Choosing a top performing perennial ryegrass
Over ten years of investment in breeding, research and development has paid off with recently released Platform AR37 jumping straight to the top of this year’s National Forage Variety Trial (NFVT) summary.
Nick Browning, Northland dairy farmer, compared Platform AR37 to Expo AR37 and found Platform AR37 to be a strong establishing grass with very good tiller density. He has been impressed with Platforms’s cool season growth in a challenging wet year. Although Nick’s paddocks were late autumn planted, the ryegrass has provided four grazings over
the winter and early spring.
Similar to Nick, Waikato mixed sheep, beef and cropping farmer Donald Stobie says Platform AR37 established well and has handled the extremely wet winter. Donald’s paddock was readily grazed by lambs and produced as much feed as Excess AR37. Both Donald and Nick are interested to see how Platform AR37 handles the summer and if it does as well as trials suggest, they will be looking for seeds to plant following their summer crops.
Platform AR37 is a dense finely leaved cultivar with a late heading date (more than 12 days) fitting between mid-season Excess and very late Base. “Parentage for Platform AR37 includes a combination of elite New Zealand and North-West Spanish genetics to provide both spring and cool season growth when it is needed most” says plant breeder Tom Lyons.
The relationship between Platform and New Zealand’s premium AR37 endophyte has also been a major focus in the development of this new cultivar. Selection for endophyte compatibility and stability enables the new ryegrass to consistently deliver insect protection for major pests including black beetle, Argentine stem weevil larvae, pasture mealy bug, root aphid and porina.
The extensive breeding, selection and testing by PGG Wrightson Seeds plant breeders and agronomists have delivered two other top performing perennial ryegrasses, Base AR37 and Excess AR37. Along with Platform AR37, these three perennial ryegrasses all feature in the top five of this year’s independent NFVT results (see Graph 1 below). “It’s great to be able to offer New Zealand farmers top performing perennial ryegrasses in each of the main heading date groups; mid-season, late and very late” says PGG Wrightson Seeds National Sales and Marketing Manager, Hugh McDonald.

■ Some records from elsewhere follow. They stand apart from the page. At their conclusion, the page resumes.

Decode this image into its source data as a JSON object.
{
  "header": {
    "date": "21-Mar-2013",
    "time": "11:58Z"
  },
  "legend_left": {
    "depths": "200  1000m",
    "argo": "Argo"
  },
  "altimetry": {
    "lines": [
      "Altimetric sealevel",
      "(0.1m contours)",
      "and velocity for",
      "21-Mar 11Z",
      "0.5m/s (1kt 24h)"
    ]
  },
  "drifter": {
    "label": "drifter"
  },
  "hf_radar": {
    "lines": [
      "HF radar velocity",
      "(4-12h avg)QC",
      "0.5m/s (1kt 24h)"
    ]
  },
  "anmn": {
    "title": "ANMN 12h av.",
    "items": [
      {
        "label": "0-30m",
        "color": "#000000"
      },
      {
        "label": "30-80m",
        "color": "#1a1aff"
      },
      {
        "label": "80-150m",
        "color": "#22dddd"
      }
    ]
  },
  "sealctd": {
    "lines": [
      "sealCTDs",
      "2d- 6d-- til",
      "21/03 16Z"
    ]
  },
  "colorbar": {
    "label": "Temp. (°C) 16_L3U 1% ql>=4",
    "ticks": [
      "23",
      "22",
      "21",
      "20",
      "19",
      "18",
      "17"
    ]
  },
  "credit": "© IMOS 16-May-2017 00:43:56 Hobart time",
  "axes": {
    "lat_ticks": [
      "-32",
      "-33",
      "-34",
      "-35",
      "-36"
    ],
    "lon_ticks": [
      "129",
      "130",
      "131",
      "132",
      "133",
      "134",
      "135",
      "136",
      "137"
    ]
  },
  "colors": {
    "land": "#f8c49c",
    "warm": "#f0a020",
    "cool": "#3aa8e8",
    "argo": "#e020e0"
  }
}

Excess AR37 and Base AR37 have also performed strongly in various regional NFVT summaries1. In the Upper North Island, Excess AR37 has demonstrated its suitability for this challenging environment while Base AR37 continues to produce outstanding results in the Canterbury (upper South Island) summary.
Having the right balance of paddocks with different heading dates is critical to maintaining feed quality and matching feed supply to demand. The heading date of a ryegrass cultivar is when 10 percent of plants have emerged seed heads. Dates are defined relative to the cultivar Nui heading at day zero, which is approximately 22 October. Mid-season ryegrasses such as Excess AR37 (more than seven days) and Rely (zero days later than Nui) offer an earlier ‘spring flush’ in the six weeks prior to
heading, while later heading varieties such as Base AR37 (more than 22 days) hold quality providing leafy high quality
feed later in spring.
It is recommended to sow ryegrass cultivars with a range of different heading dates to spread time of heading and reduce the overall loss of summer quality. Sowing ryegrasses with different heading dates in separate paddocks is recommended along with planting no more than 50 percent of the farm in late/very late heading cultivars to avoid early spring feed pinches.
For more information on PGG Wrightson Seeds’ range of forage grasses, contact your local PGG Wrightson Technical Field Representative.
ARTICLE SUPPLIED BY PGG WRIGHTSON SEEDS
1 NFVT Perennial Ryegrass Summary: http://www.nzpbra.org/wp-content/uploads/2016-perennial-ryegrass-graphs.pdf